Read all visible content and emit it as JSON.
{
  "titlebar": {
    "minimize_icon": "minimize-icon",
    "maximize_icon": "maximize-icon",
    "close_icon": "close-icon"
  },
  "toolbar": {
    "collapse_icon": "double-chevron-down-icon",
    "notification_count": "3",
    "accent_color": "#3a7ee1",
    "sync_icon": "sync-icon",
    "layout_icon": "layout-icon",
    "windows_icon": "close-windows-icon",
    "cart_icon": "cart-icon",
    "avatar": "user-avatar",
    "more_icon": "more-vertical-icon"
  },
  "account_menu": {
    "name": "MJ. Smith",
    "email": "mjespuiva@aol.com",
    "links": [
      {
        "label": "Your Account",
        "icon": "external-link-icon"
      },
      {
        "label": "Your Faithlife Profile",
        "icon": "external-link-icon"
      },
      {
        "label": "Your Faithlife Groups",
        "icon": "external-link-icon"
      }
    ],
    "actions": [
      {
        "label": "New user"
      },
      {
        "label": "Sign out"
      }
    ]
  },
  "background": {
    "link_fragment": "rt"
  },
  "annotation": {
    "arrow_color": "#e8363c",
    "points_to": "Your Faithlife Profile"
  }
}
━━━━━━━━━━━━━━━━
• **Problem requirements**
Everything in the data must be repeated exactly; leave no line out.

• **Solution below**
Read all visible content and emit it as JSON.
{
  "titlebar": {
    "minimize_icon": "minimize-icon",
    "maximize_icon": "maximize-icon",
    "close_icon": "close-icon"
  },
  "toolbar": {
    "collapse_icon": "double-chevron-down-icon",
    "notification_count": "3",
    "accent_color": "#3a7ee1",
    "sync_icon": "sync-icon",
    "layout_icon": "layout-icon",
    "windows_icon": "close-windows-icon",
    "cart_icon": "cart-icon",
    "avatar": "user-avatar",
    "more_icon": "more-vertical-icon"
  },
  "account_menu": {
    "name": "MJ. Smith",
    "email": "mjespuiva@aol.com",
    "links": [
      {
        "label": "Your Account",
        "icon": "external-link-icon"
      },
      {
        "label": "Your Faithlife Profile",
        "icon": "external-link-icon"
      },
      {
        "label": "Your Faithlife Groups",
        "icon": "external-link-icon"
      }
    ],
    "actions": [
      {
        "label": "New user"
      },
      {
        "label": "Sign out"
      }
    ]
  },
  "background": {
    "link_fragment": "rt"
  },
  "annotation": {
    "arrow_color": "#e8363c",
    "points_to": "Your Faithlife Profile"
  }
}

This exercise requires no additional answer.